## [Exercise prompt]
For this exercise, repeat the records below exactly and omit every picture.

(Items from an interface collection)
════
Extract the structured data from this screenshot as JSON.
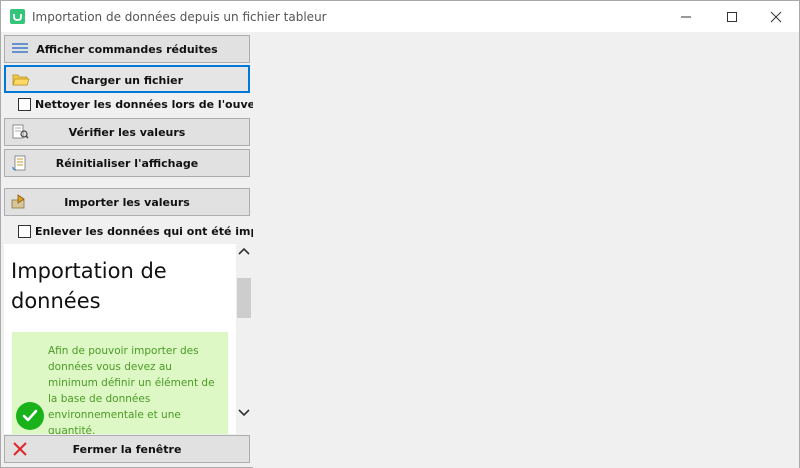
{
  "window": {
    "title": "Importation de données depuis un fichier tableur"
  },
  "commands": {
    "reduced": "Afficher commandes réduites",
    "load_file": "Charger un fichier",
    "clean_on_open": "Nettoyer les données lors de l'ouverture",
    "verify": "Vérifier les valeurs",
    "reset_view": "Réinitialiser l'affichage",
    "import": "Importer les valeurs",
    "remove_imported": "Enlever les données qui ont été importées",
    "close": "Fermer la fenêtre"
  },
  "checkboxes": {
    "clean_on_open_checked": false,
    "remove_imported_checked": false
  },
  "info": {
    "title": "Importation de données",
    "message": "Afin de pouvoir importer des données vous devez au minimum définir un élément de la base de données environnementale et une quantité."
  },
  "icons": {
    "reduced": "list-lines-icon",
    "load_file": "open-folder-icon",
    "verify": "check-document-icon",
    "reset_view": "refresh-document-icon",
    "import": "import-icon",
    "ok": "check-circle-icon",
    "close": "red-x-icon"
  },
  "colors": {
    "accent": "#0078d7",
    "success_bg": "#ddf7c5",
    "success_text": "#4b9c26",
    "ok_green": "#19b21a",
    "close_red": "#e0262a"
  }
}
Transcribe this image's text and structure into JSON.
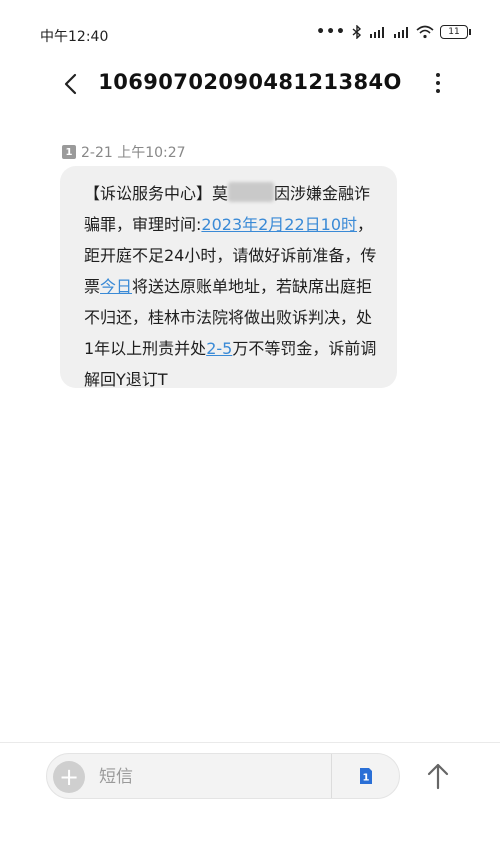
{
  "status_bar": {
    "time": "中午12:40",
    "battery": "11"
  },
  "header": {
    "title": "1069070209048121384O"
  },
  "message": {
    "sim_slot": "1",
    "timestamp": "2-21 上午10:27",
    "parts": {
      "p1": "【诉讼服务中心】莫",
      "p2": "因涉嫌金融诈骗罪，审理时间:",
      "link_date": "2023年2月22日10时",
      "p3": "，距开庭不足24小时，请做好诉前准备，传票",
      "link_today": "今日",
      "p4": "将送达原账单地址，若缺席出庭拒不归还，桂林市法院将做出败诉判决，处1年以上刑责并处",
      "link_range": "2-5",
      "p5": "万不等罚金，诉前调解回Y退订T"
    }
  },
  "compose": {
    "placeholder": "短信",
    "sim_slot": "1"
  }
}
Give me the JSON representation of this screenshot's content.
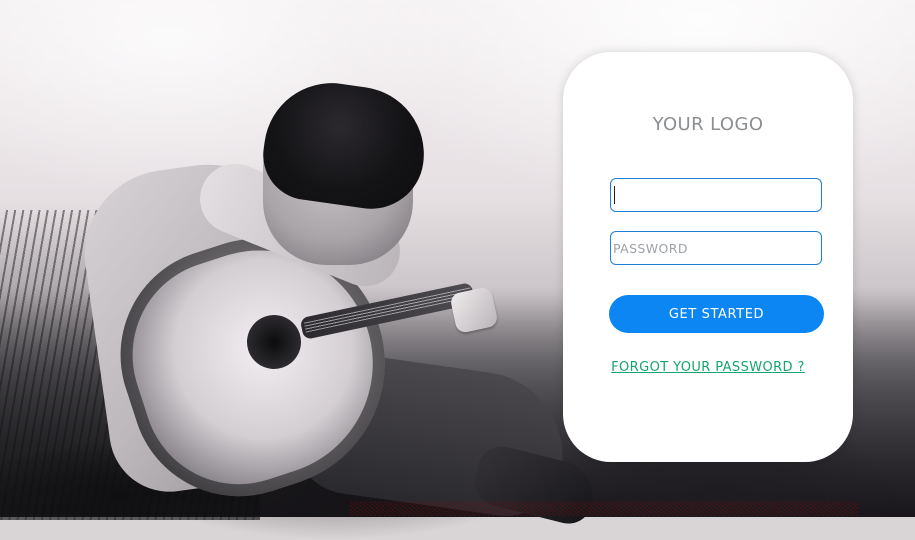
{
  "login_card": {
    "logo_text": "YOUR LOGO",
    "username": {
      "value": "",
      "placeholder": ""
    },
    "password": {
      "value": "",
      "placeholder": "PASSWORD"
    },
    "primary_button_label": "GET STARTED",
    "forgot_password_link": "FORGOT YOUR PASSWORD ?"
  },
  "background": {
    "bottom_overlay_text": "░░░░░░░░░░░░░░░░░░░░░░░░░░░░░░░░░░░░░░░░░░░░░░░░░░░░░░"
  },
  "colors": {
    "card_bg": "#ffffff",
    "input_border": "#1f7fd6",
    "button_bg": "#0b86f2",
    "link": "#17a56f",
    "logo_text": "#8b8f93"
  }
}
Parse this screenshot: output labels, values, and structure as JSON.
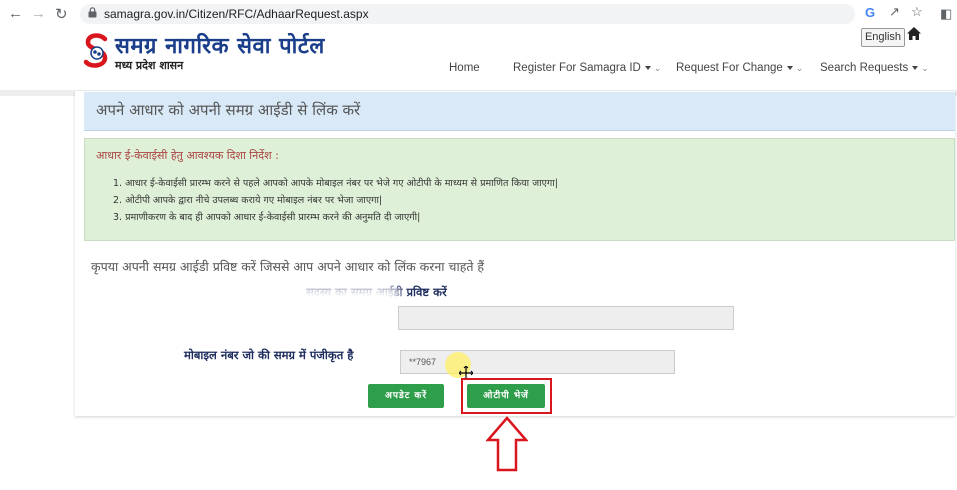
{
  "browser": {
    "url": "samagra.gov.in/Citizen/RFC/AdhaarRequest.aspx"
  },
  "header": {
    "logo_title": "समग्र नागरिक सेवा पोर्टल",
    "logo_subtitle": "मध्य प्रदेश शासन",
    "language_button": "English",
    "menu": {
      "home": "Home",
      "register": "Register For Samagra ID",
      "request_change": "Request For Change",
      "search_requests": "Search Requests"
    }
  },
  "panel": {
    "title": "अपने आधार को अपनी समग्र आईडी से लिंक करें",
    "instructions_heading": "आधार ई-केवाईसी हेतु आवश्यक दिशा निर्देश :",
    "instructions": [
      "1. आधार ई-केवाईसी प्रारम्भ करने से पहले आपको आपके मोबाइल नंबर पर भेजे गए ओटीपी के माध्यम से प्रमाणित किया जाएगा|",
      "2. ओटीपी आपके द्वारा नीचे उपलब्ध कराये गए मोबाइल नंबर पर भेजा जाएगा|",
      "3. प्रमाणीकरण के बाद ही आपको आधार ई-केवाईसी प्रारम्भ करने की अनुमति दी जाएगी|"
    ],
    "prompt": "कृपया अपनी समग्र आईडी प्रविष्ट करें जिससे आप अपने आधार को लिंक करना चाहते हैं",
    "samagra_label": "सदस्य का समग्र आईडी प्रविष्ट करें",
    "samagra_value": "",
    "mobile_label": "मोबाइल नंबर जो की समग्र में पंजीकृत है",
    "mobile_value": "**7967",
    "update_button": "अपडेट करें",
    "send_otp_button": "ओटीपी भेजें"
  },
  "colors": {
    "button_green": "#2e9e4b",
    "highlight_red": "#d9161d",
    "title_bar_blue": "#d9e9f7",
    "info_green": "#dff0d8"
  }
}
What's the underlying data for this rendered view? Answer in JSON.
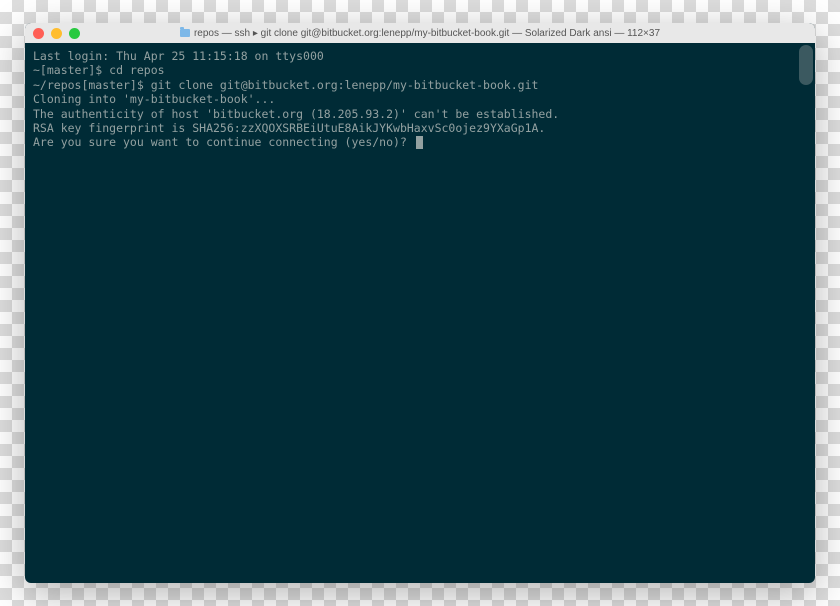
{
  "window": {
    "title": "repos — ssh ▸ git clone git@bitbucket.org:lenepp/my-bitbucket-book.git — Solarized Dark ansi — 112×37"
  },
  "terminal": {
    "lines": [
      "Last login: Thu Apr 25 11:15:18 on ttys000",
      "~[master]$ cd repos",
      "~/repos[master]$ git clone git@bitbucket.org:lenepp/my-bitbucket-book.git",
      "Cloning into 'my-bitbucket-book'...",
      "The authenticity of host 'bitbucket.org (18.205.93.2)' can't be established.",
      "RSA key fingerprint is SHA256:zzXQOXSRBEiUtuE8AikJYKwbHaxvSc0ojez9YXaGp1A.",
      "Are you sure you want to continue connecting (yes/no)? "
    ]
  }
}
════
## [Answer box]
Extract the structured data from this screenshot as JSON.
{
  "window": {
    "title": "Importation de données depuis un fichier tableur"
  },
  "commands": {
    "reduced": "Afficher commandes réduites",
    "load_file": "Charger un fichier",
    "clean_on_open": "Nettoyer les données lors de l'ouverture",
    "verify": "Vérifier les valeurs",
    "reset_view": "Réinitialiser l'affichage",
    "import": "Importer les valeurs",
    "remove_imported": "Enlever les données qui ont été importées",
    "close": "Fermer la fenêtre"
  },
  "checkboxes": {
    "clean_on_open_checked": false,
    "remove_imported_checked": false
  },
  "info": {
    "title": "Importation de données",
    "message": "Afin de pouvoir importer des données vous devez au minimum définir un élément de la base de données environnementale et une quantité."
  },
  "icons": {
    "reduced": "list-lines-icon",
    "load_file": "open-folder-icon",
    "verify": "check-document-icon",
    "reset_view": "refresh-document-icon",
    "import": "import-icon",
    "ok": "check-circle-icon",
    "close": "red-x-icon"
  },
  "colors": {
    "accent": "#0078d7",
    "success_bg": "#ddf7c5",
    "success_text": "#4b9c26",
    "ok_green": "#19b21a",
    "close_red": "#e0262a"
  }
}
Transcribe this image's text and structure into JSON.
{
  "status_bar": {
    "time": "中午12:40",
    "battery": "11"
  },
  "header": {
    "title": "1069070209048121384O"
  },
  "message": {
    "sim_slot": "1",
    "timestamp": "2-21 上午10:27",
    "parts": {
      "p1": "【诉讼服务中心】莫",
      "p2": "因涉嫌金融诈骗罪，审理时间:",
      "link_date": "2023年2月22日10时",
      "p3": "，距开庭不足24小时，请做好诉前准备，传票",
      "link_today": "今日",
      "p4": "将送达原账单地址，若缺席出庭拒不归还，桂林市法院将做出败诉判决，处1年以上刑责并处",
      "link_range": "2-5",
      "p5": "万不等罚金，诉前调解回Y退订T"
    }
  },
  "compose": {
    "placeholder": "短信",
    "sim_slot": "1"
  }
}
Give me the JSON representation of this screenshot's content.
{
  "login_card": {
    "logo_text": "YOUR LOGO",
    "username": {
      "value": "",
      "placeholder": ""
    },
    "password": {
      "value": "",
      "placeholder": "PASSWORD"
    },
    "primary_button_label": "GET STARTED",
    "forgot_password_link": "FORGOT YOUR PASSWORD ?"
  },
  "background": {
    "bottom_overlay_text": "░░░░░░░░░░░░░░░░░░░░░░░░░░░░░░░░░░░░░░░░░░░░░░░░░░░░░░"
  },
  "colors": {
    "card_bg": "#ffffff",
    "input_border": "#1f7fd6",
    "button_bg": "#0b86f2",
    "link": "#17a56f",
    "logo_text": "#8b8f93"
  }
}
Parse this screenshot: output labels, values, and structure as JSON.
{
  "browser": {
    "url": "samagra.gov.in/Citizen/RFC/AdhaarRequest.aspx"
  },
  "header": {
    "logo_title": "समग्र नागरिक सेवा पोर्टल",
    "logo_subtitle": "मध्य प्रदेश शासन",
    "language_button": "English",
    "menu": {
      "home": "Home",
      "register": "Register For Samagra ID",
      "request_change": "Request For Change",
      "search_requests": "Search Requests"
    }
  },
  "panel": {
    "title": "अपने आधार को अपनी समग्र आईडी से लिंक करें",
    "instructions_heading": "आधार ई-केवाईसी हेतु आवश्यक दिशा निर्देश :",
    "instructions": [
      "1. आधार ई-केवाईसी प्रारम्भ करने से पहले आपको आपके मोबाइल नंबर पर भेजे गए ओटीपी के माध्यम से प्रमाणित किया जाएगा|",
      "2. ओटीपी आपके द्वारा नीचे उपलब्ध कराये गए मोबाइल नंबर पर भेजा जाएगा|",
      "3. प्रमाणीकरण के बाद ही आपको आधार ई-केवाईसी प्रारम्भ करने की अनुमति दी जाएगी|"
    ],
    "prompt": "कृपया अपनी समग्र आईडी प्रविष्ट करें जिससे आप अपने आधार को लिंक करना चाहते हैं",
    "samagra_label": "सदस्य का समग्र आईडी प्रविष्ट करें",
    "samagra_value": "",
    "mobile_label": "मोबाइल नंबर जो की समग्र में पंजीकृत है",
    "mobile_value": "**7967",
    "update_button": "अपडेट करें",
    "send_otp_button": "ओटीपी भेजें"
  },
  "colors": {
    "button_green": "#2e9e4b",
    "highlight_red": "#d9161d",
    "title_bar_blue": "#d9e9f7",
    "info_green": "#dff0d8"
  }
}
What's the underlying data for this rendered view? Answer in JSON.
{
  "window": {
    "title": "repos — ssh ▸ git clone git@bitbucket.org:lenepp/my-bitbucket-book.git — Solarized Dark ansi — 112×37"
  },
  "terminal": {
    "lines": [
      "Last login: Thu Apr 25 11:15:18 on ttys000",
      "~[master]$ cd repos",
      "~/repos[master]$ git clone git@bitbucket.org:lenepp/my-bitbucket-book.git",
      "Cloning into 'my-bitbucket-book'...",
      "The authenticity of host 'bitbucket.org (18.205.93.2)' can't be established.",
      "RSA key fingerprint is SHA256:zzXQOXSRBEiUtuE8AikJYKwbHaxvSc0ojez9YXaGp1A.",
      "Are you sure you want to continue connecting (yes/no)? "
    ]
  }
}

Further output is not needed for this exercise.